Join Date: Jan 2019
Location: Coromandel, New Zealand
A thumbs-up for DaveNZ (brakes)
I’ve read several posts about warped disks and/or “pulsing of the brakes” and mentally filed it away in case it ever applied to my bike.
A few weeks ago, I noticed that whilst slowing from low speeds (e.g, approaching a T junction), my front brake seemed to slightly grab, release and grab again under light pressure on the lever. Although spinning the front wheel didn’t reveal any rotor warping or runout to the naked eye, it was still a bit worrying.
However, I tend to be very light on brakes and my cornering style is a combination of observing the vanishing point and using throttle and gearbox accordingly. Looking at the front rotor faces, they appeared glazed and I wondered whether my light use of brakes had contributed to this. I mentioned this in a recent post and DaveNZ recounted past experience on his Multistrada and how he addressed the problem.

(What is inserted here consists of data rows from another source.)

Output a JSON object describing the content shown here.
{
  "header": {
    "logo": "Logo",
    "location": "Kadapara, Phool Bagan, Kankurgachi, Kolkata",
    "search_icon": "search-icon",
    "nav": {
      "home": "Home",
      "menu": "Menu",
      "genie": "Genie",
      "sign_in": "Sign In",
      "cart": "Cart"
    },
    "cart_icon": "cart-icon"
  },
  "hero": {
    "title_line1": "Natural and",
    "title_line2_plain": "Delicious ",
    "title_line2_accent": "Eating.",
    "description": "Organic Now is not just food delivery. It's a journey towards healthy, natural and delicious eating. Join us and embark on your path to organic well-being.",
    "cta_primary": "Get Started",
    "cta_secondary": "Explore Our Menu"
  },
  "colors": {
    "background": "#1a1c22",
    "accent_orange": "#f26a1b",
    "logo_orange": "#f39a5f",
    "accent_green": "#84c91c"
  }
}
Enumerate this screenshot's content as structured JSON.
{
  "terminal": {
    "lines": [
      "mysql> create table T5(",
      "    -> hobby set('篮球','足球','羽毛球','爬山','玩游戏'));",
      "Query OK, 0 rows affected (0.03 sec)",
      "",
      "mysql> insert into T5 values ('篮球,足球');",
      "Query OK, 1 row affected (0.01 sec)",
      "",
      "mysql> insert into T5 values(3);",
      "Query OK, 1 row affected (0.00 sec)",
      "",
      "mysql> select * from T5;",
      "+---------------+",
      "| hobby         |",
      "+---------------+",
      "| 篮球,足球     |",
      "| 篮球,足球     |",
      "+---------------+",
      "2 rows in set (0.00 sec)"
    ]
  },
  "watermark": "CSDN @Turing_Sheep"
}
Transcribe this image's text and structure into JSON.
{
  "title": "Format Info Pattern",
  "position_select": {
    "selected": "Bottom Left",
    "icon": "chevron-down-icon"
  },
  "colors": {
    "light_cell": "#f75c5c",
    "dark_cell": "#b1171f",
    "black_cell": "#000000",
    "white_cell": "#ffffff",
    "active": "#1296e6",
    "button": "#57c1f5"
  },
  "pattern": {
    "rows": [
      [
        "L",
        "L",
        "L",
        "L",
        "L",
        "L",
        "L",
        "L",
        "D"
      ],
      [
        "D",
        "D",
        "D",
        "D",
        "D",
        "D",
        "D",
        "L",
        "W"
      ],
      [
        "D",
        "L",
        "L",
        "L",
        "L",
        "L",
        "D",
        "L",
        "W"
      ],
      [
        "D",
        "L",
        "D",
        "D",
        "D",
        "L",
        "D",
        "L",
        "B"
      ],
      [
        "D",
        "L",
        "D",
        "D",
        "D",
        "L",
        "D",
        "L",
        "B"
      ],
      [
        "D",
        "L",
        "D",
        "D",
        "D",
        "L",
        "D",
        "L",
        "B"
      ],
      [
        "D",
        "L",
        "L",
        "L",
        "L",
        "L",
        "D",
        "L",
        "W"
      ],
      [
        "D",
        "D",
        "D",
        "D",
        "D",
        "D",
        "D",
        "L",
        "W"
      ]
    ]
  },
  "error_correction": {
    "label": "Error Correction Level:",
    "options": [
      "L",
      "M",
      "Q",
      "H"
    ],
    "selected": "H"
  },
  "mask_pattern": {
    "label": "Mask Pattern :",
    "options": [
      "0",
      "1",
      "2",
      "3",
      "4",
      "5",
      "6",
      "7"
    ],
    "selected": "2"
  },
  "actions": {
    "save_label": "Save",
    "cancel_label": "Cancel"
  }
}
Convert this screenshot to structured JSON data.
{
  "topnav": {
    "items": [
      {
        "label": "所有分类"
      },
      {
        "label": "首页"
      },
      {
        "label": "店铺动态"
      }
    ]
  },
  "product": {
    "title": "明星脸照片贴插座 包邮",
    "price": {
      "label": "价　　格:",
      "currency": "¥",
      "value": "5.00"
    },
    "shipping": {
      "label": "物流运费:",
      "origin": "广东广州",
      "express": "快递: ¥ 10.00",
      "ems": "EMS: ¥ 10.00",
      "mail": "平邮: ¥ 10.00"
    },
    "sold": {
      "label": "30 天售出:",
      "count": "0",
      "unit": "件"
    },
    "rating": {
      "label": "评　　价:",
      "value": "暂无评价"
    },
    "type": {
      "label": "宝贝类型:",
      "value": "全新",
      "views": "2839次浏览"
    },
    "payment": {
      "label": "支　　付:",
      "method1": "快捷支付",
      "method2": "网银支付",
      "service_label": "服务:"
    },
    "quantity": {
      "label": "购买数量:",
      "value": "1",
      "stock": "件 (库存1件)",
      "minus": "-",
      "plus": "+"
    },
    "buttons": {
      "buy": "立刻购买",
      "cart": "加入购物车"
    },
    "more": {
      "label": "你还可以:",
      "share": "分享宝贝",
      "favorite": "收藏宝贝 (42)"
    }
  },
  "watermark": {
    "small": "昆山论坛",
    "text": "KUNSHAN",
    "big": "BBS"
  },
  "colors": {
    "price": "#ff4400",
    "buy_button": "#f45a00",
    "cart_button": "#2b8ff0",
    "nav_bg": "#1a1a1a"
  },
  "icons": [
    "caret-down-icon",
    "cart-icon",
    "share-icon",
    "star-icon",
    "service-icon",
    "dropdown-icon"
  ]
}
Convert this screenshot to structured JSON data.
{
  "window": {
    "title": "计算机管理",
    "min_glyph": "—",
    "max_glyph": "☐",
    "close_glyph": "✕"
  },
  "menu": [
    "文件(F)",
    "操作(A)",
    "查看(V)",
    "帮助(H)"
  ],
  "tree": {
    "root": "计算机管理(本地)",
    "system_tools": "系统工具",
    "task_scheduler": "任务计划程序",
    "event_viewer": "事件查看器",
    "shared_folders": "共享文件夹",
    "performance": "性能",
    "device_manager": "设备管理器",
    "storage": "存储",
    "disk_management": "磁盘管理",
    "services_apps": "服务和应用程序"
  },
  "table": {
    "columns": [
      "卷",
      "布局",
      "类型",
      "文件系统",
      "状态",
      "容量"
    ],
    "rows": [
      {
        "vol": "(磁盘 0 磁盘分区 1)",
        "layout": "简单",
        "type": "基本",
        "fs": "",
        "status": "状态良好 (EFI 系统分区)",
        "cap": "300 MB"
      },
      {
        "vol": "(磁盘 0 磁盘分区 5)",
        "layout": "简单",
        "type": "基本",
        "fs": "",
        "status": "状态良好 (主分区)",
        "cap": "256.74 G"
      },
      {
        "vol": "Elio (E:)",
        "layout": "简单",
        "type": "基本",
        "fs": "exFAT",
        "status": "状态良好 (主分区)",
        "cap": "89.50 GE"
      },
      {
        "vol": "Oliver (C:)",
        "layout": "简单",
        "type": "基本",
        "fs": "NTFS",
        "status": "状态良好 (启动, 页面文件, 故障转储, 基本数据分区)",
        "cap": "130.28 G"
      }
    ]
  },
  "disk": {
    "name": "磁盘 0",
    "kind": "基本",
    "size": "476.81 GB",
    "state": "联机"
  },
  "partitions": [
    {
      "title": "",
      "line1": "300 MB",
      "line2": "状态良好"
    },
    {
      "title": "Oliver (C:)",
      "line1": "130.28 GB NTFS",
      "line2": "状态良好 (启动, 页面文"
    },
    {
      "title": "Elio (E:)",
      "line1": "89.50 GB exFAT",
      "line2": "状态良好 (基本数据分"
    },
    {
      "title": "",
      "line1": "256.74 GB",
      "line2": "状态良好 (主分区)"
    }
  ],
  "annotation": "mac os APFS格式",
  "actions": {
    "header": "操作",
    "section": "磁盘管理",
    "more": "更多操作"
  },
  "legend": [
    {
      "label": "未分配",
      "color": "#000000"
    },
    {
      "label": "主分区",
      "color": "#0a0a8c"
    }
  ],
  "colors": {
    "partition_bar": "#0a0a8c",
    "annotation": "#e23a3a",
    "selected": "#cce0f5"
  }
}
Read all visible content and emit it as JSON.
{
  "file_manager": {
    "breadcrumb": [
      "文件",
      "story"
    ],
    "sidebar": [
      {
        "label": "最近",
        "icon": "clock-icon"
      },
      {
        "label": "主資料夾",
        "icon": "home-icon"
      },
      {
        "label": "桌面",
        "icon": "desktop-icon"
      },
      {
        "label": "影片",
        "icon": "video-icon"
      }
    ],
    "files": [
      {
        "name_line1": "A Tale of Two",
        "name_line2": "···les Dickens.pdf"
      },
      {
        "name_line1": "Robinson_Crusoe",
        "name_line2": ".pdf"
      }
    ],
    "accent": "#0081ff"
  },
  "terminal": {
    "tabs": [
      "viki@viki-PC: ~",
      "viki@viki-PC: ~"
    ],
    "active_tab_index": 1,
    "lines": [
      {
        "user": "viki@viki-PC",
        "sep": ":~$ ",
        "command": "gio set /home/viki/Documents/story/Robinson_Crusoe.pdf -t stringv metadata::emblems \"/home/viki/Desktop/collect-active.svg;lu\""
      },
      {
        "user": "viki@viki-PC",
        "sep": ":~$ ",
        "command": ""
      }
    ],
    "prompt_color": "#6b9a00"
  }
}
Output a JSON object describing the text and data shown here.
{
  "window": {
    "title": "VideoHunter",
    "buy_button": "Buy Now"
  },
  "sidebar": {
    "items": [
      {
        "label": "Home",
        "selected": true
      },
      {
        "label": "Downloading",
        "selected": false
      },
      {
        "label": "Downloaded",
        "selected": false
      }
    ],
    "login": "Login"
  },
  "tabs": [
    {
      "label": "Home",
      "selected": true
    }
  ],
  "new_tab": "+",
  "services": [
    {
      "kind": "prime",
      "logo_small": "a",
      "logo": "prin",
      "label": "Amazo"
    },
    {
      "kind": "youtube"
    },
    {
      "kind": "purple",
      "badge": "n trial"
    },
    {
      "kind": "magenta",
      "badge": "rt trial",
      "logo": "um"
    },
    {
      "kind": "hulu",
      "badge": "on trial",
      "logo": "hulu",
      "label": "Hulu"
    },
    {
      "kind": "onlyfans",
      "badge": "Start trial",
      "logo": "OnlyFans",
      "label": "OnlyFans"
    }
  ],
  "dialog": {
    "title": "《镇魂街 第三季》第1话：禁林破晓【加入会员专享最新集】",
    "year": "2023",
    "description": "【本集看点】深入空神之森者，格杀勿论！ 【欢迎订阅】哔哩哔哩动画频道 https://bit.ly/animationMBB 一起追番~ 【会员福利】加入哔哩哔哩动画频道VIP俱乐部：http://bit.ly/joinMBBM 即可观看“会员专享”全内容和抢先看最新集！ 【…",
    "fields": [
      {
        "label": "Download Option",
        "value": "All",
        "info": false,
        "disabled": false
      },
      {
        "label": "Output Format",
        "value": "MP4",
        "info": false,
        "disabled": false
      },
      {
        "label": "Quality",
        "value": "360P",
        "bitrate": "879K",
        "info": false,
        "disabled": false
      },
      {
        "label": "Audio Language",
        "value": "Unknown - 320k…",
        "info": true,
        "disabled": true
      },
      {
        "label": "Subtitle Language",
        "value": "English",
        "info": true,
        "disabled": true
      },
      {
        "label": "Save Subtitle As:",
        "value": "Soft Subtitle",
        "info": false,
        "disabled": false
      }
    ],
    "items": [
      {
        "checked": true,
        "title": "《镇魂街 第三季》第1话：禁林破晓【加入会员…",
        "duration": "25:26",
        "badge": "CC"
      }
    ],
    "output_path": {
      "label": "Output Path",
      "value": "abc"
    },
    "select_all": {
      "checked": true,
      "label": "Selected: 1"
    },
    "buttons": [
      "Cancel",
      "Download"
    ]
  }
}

Yesterday, I followed Dave’s advice and used 400 wet and dry paper (wet) on a block to remove the glaze on both sides of each rotor then washed them thoroughly. Also removed the pads and lightly sanded them in a figure of 8 pattern on a flat plate, then sprayed them with brake cleaner.
Went out today to a straight(ish) side road and repeatedly did high speed stops to build up rotor temperature. Back to the village and no more low speed judder! Dave, you’re a star mate – thanks so much for the tip.
If anyone else suffers from these symptoms, it might just be worth trying Dave’s remedy before worrying about warped rotors!
Photo on the left is the rotor after cutting the glaze but before riding. Photo on the right shows nice even marking after a whole series of stops from high speed.